Marking the first major move of the offseason, the Atlanta Braves are all set to acquire Billy Wagner if he passes their physical examination. The deal is for a reported $7 million this year, with a $6.5 million vesting option for 2011 if he finishes 50 games in 2010.
The Braves used Rafael Soriano and Mike Gonzalez in the closers spot last year, but after offering arbitration to both players, it seems unlikely they will return. Signing Wagner would require Atlanta to forfeit their first round pick, but they would receive two others if Soriano and Gonzalez decline arbitration and sign elsewhere.
When I wrote about Wagner in my brief Free Agent Fantasy Impact Series, I said this about his value:
“If Wagner can find himself a closer’s job for a contender next year, he will be in the top half of fantasy closers, if not the top 10. His ability to strike batters out and experience in the ninth inning should allow you to draft him with confidence, but make sure to have a backup option ready in case his elbow explodes again.
If he’s not a closer, he is still draftable in deeper and AL/NL only leagues, as he will give you good strikeouts for the amount of your allotted innings he uses.”
Wagner’s role with the Braves remains clouded. While his contract suggests he would be the full time closer, his recent injuries suggest that the Braves will acquire another late inning option. I believe the Braves enjoyed having a legitimate lefty/righty combo capable of finish games, and would like to have that ability again. Kevin Gregg is a player who comes to mind for the Braves, as his experience finishing games for the Marlins could be attractive to Atlanta. Kiko Calero and Octavio Dotel would also be options for the Braves to acquire.
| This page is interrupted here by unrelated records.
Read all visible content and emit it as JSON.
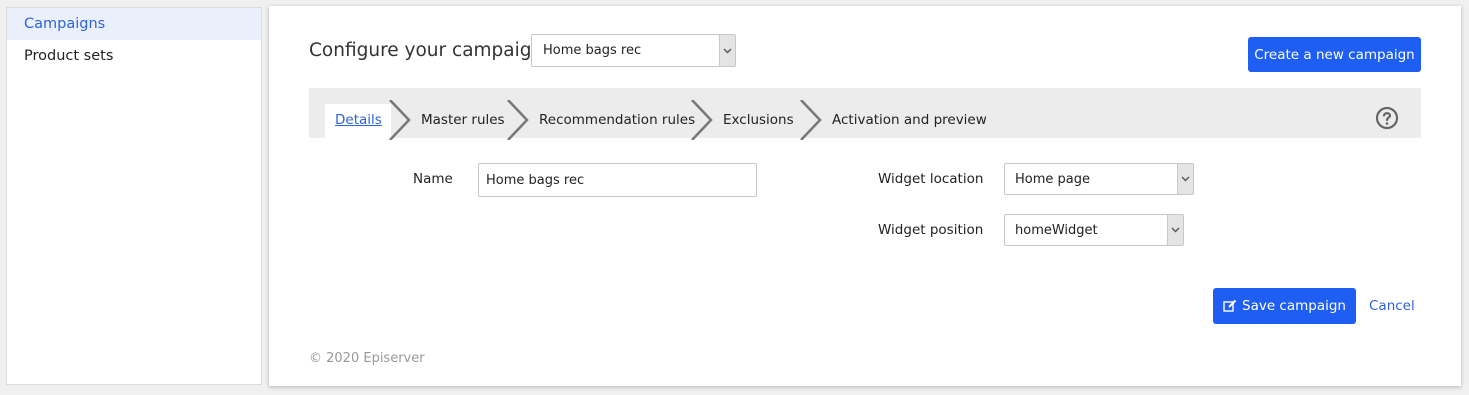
{
  "sidebar": {
    "items": [
      {
        "label": "Campaigns",
        "active": true
      },
      {
        "label": "Product sets",
        "active": false
      }
    ]
  },
  "header": {
    "title": "Configure your campaign",
    "campaign_select": {
      "value": "Home bags rec"
    },
    "create_button": "Create a new campaign"
  },
  "steps": [
    {
      "label": "Details",
      "active": true
    },
    {
      "label": "Master rules"
    },
    {
      "label": "Recommendation rules"
    },
    {
      "label": "Exclusions"
    },
    {
      "label": "Activation and preview"
    }
  ],
  "form": {
    "name_label": "Name",
    "name_value": "Home bags rec",
    "widget_location_label": "Widget location",
    "widget_location_value": "Home page",
    "widget_position_label": "Widget position",
    "widget_position_value": "homeWidget"
  },
  "actions": {
    "save_label": "Save campaign",
    "cancel_label": "Cancel"
  },
  "footer": {
    "copyright": "© 2020 Episerver"
  },
  "colors": {
    "accent": "#1e5ef3",
    "link": "#2e63d9",
    "step_bar": "#ececec"
  }
}
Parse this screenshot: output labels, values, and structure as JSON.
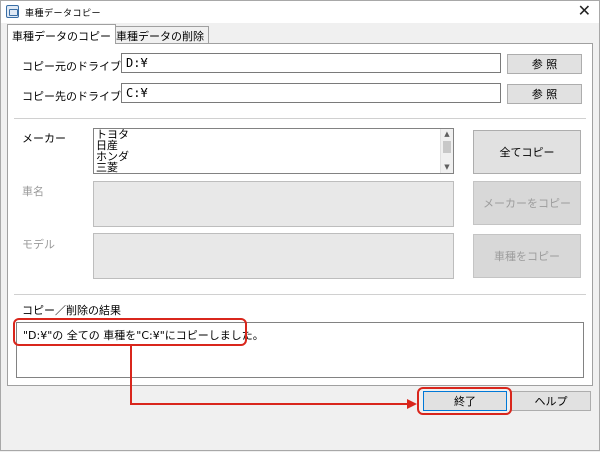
{
  "window": {
    "title": "車種データコピー",
    "close": "✕"
  },
  "tabs": [
    {
      "label": "車種データのコピー"
    },
    {
      "label": "車種データの削除"
    }
  ],
  "source": {
    "label": "コピー元のドライブ",
    "value": "D:¥",
    "browse": "参 照"
  },
  "dest": {
    "label": "コピー先のドライブ",
    "value": "C:¥",
    "browse": "参 照"
  },
  "maker": {
    "label": "メーカー",
    "items": [
      "トヨタ",
      "日産",
      "ホンダ",
      "三菱"
    ]
  },
  "car": {
    "label": "車名"
  },
  "model": {
    "label": "モデル"
  },
  "buttons": {
    "copy_all": "全てコピー",
    "copy_maker": "メーカーをコピー",
    "copy_car": "車種をコピー",
    "finish": "終了",
    "help": "ヘルプ"
  },
  "result": {
    "label": "コピー／削除の結果",
    "message": "\"D:¥\"の 全ての 車種を\"C:¥\"にコピーしました。"
  },
  "colors": {
    "highlight": "#d9261c",
    "accent": "#0078d7"
  }
}
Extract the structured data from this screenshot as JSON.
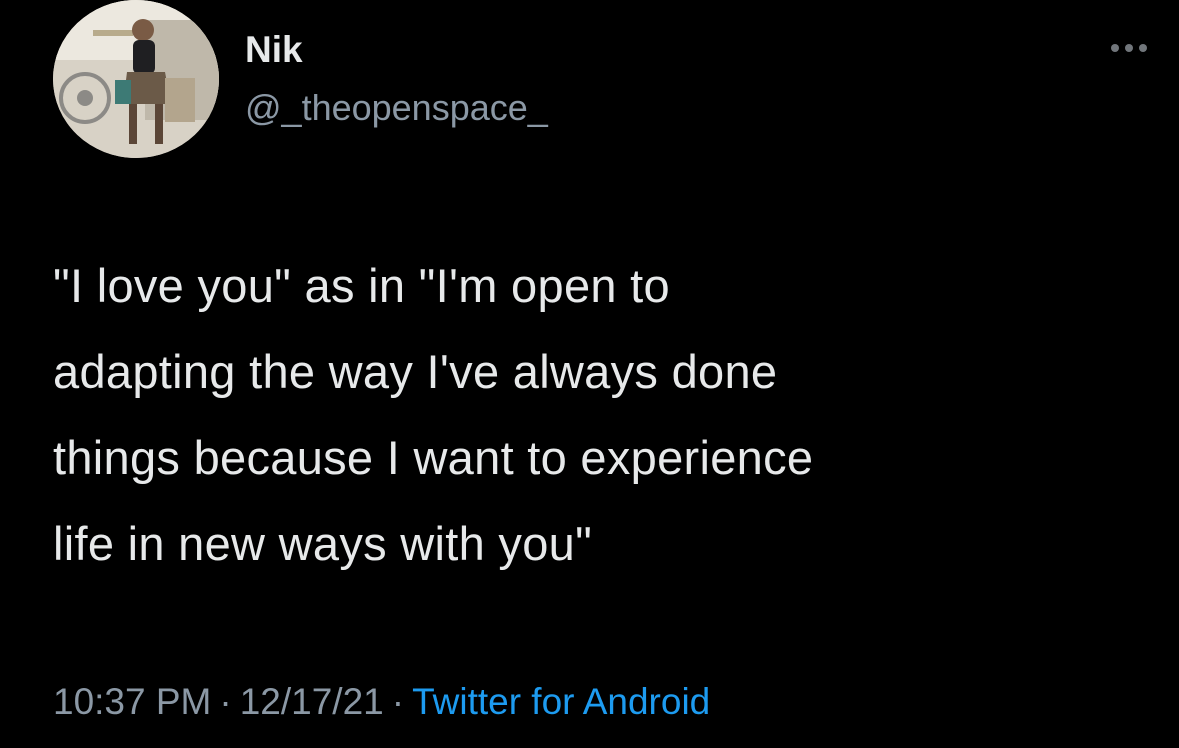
{
  "author": {
    "display_name": "Nik",
    "handle": "@_theopenspace_"
  },
  "tweet": {
    "lines": [
      "\"I love you\" as in \"I'm open to",
      "adapting the way I've always done",
      "things because I want to experience",
      "life in new ways with you\""
    ]
  },
  "meta": {
    "time": "10:37 PM",
    "separator": "·",
    "date": "12/17/21",
    "source": "Twitter for Android"
  },
  "colors": {
    "background": "#000000",
    "text": "#e7e9ea",
    "muted": "#8b98a5",
    "link": "#1d9bf0"
  },
  "icons": {
    "more": "more-dots-icon"
  }
}
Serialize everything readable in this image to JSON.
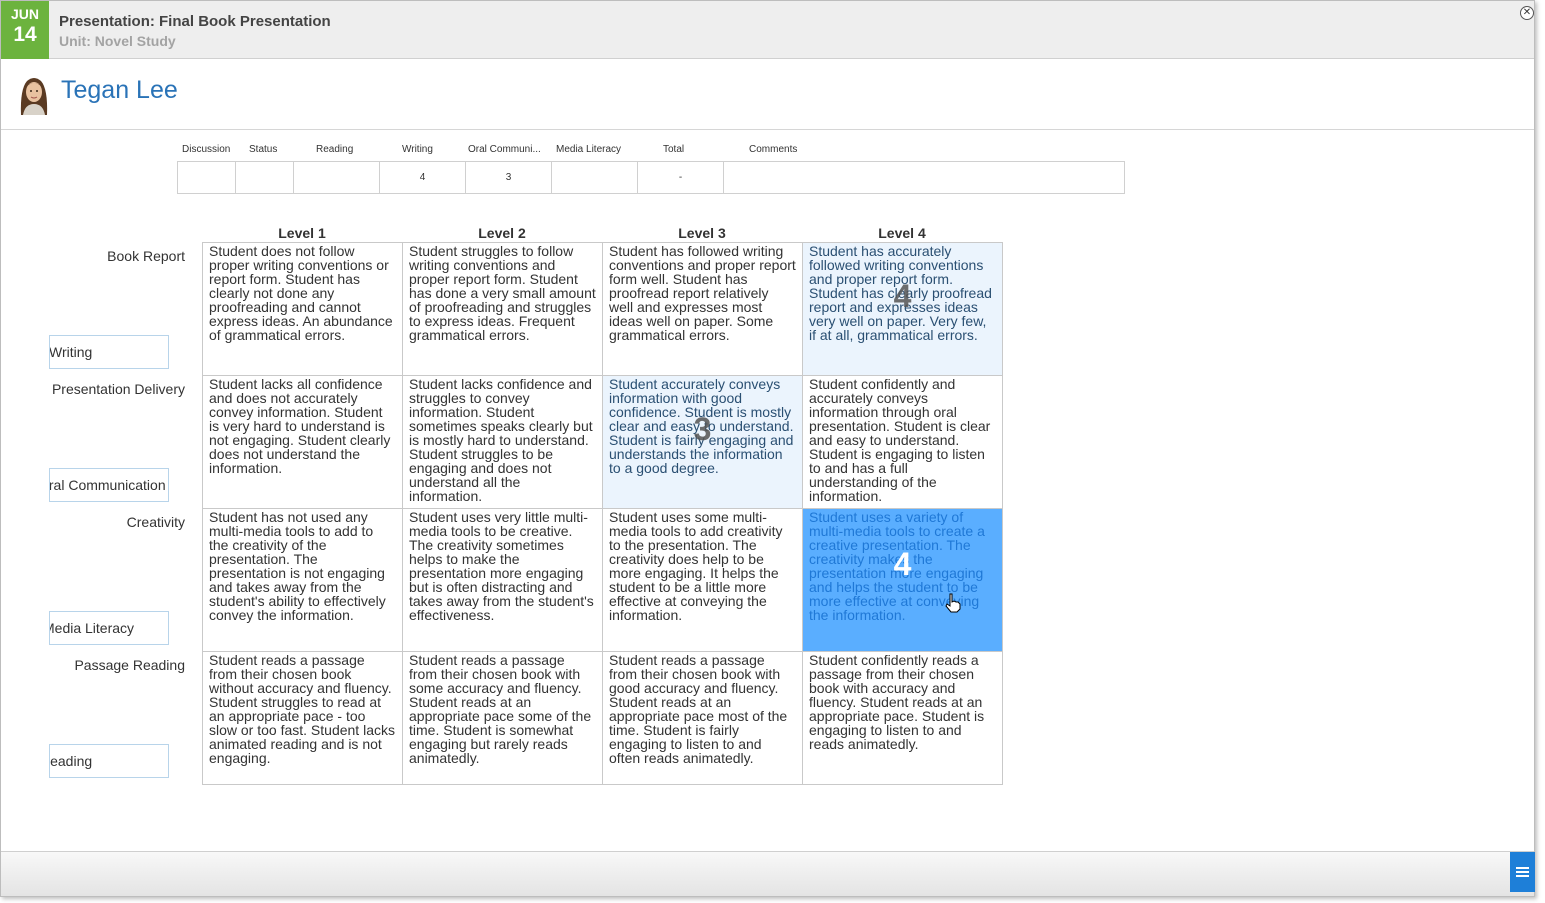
{
  "header": {
    "date_month": "JUN",
    "date_day": "14",
    "title": "Presentation: Final Book Presentation",
    "unit": "Unit: Novel Study",
    "close_icon": "close-circle-icon",
    "accent_color": "#6cb33e"
  },
  "student": {
    "name": "Tegan Lee",
    "name_color": "#2a73b7"
  },
  "grades": {
    "columns": [
      "Discussion",
      "Status",
      "Reading",
      "Writing",
      "Oral Communi...",
      "Media Literacy",
      "Total",
      "Comments"
    ],
    "values": [
      "",
      "",
      "",
      "4",
      "3",
      "",
      "-",
      ""
    ]
  },
  "rubric": {
    "levels": [
      "Level 1",
      "Level 2",
      "Level 3",
      "Level 4"
    ],
    "rows": [
      {
        "label": "Book Report",
        "category": "Writing",
        "selected_level": 4,
        "score": "4",
        "cells": [
          "Student does not follow proper writing conventions or report form. Student has clearly not done any proofreading and cannot express ideas. An abundance of grammatical errors.",
          "Student struggles to follow writing conventions and proper report form. Student has done a very small amount of proofreading and struggles to express ideas. Frequent grammatical errors.",
          "Student has followed writing conventions and proper report form well. Student has proofread report relatively well and expresses most ideas well on paper. Some grammatical errors.",
          "Student has accurately followed writing conventions and proper report form. Student has clearly proofread report and expresses ideas very well on paper. Very few, if at all, grammatical errors."
        ]
      },
      {
        "label": "Presentation Delivery",
        "category": "Oral Communication",
        "selected_level": 3,
        "score": "3",
        "cells": [
          "Student lacks all confidence and does not accurately convey information. Student is very hard to understand is not engaging. Student clearly does not understand the information.",
          "Student lacks confidence and struggles to convey information. Student sometimes speaks clearly but is mostly hard to understand. Student struggles to be engaging and does not understand all the information.",
          "Student accurately conveys information with good confidence. Student is mostly clear and easy to understand. Student is fairly engaging and understands the information to a good degree.",
          "Student confidently and accurately conveys information through oral presentation. Student is clear and easy to understand. Student is engaging to listen to and has a full understanding of the information."
        ]
      },
      {
        "label": "Creativity",
        "category": "Media Literacy",
        "selected_level": 4,
        "score": "4",
        "cells": [
          "Student has not used any multi-media tools to add to the creativity of the presentation. The presentation is not engaging and takes away from the student's ability to effectively convey the information.",
          "Student uses very little multi-media tools to be creative. The creativity sometimes helps to make the presentation more engaging but is often distracting and takes away from the student's effectiveness.",
          "Student uses some multi-media tools to add creativity to the presentation. The creativity does help to be more engaging. It helps the student to be a little more effective at conveying the information.",
          "Student uses a variety of multi-media tools to create a creative presentation. The creativity makes the presentation more engaging and helps the student to be more effective at conveying the information."
        ]
      },
      {
        "label": "Passage Reading",
        "category": "Reading",
        "selected_level": null,
        "score": "",
        "cells": [
          "Student reads a passage from their chosen book without accuracy and fluency. Student struggles to read at an appropriate pace - too slow or too fast. Student lacks animated reading and is not engaging.",
          "Student reads a passage from their chosen book with some accuracy and fluency. Student reads at an appropriate pace some of the time. Student is somewhat engaging but rarely reads animatedly.",
          "Student reads a passage from their chosen book with good accuracy and fluency. Student reads at an appropriate pace most of the time. Student is fairly engaging to listen to and often reads animatedly.",
          "Student confidently reads a passage from their chosen book with accuracy and fluency. Student reads at an appropriate pace. Student is engaging to listen to and reads animatedly."
        ]
      }
    ],
    "highlight_color": "#ebf4fd",
    "selected_color": "#5aaeff"
  },
  "footer": {
    "menu_icon": "hamburger-menu-icon",
    "menu_color": "#1e7fd8"
  }
}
If the Braves sign another closer, they will likely give both an equal opportunity to win the primary closers job. If Wagner can win it, he is a top half closer as I projected before. The ability to give him plenty of rest by pitching another closer could keep him healthy and fresh, actually helping his value by doing everything possible to ensure his health.
Wagner will always be a source of strikeouts and a low ERA, with a career 11.79 K/9 and 2.39 ERA. His 14.94 K/9 from last year is unsustainable, but dropping the number down to his career average is reasonable. The problems with control (4.60 BB/9) likely stem from his extended time off the field, causing some rust. Like I said before, if he isn’t the official closer, he will still gather some saves and help your fantasy club. If he is the full time closer, 30 saves is well within the realm of possibility.
No one will blame you for being cautious and passing on Wagner on draft day, and I may end being one of those people. For the rest of you, keep an eye on this situation, it could get interesting.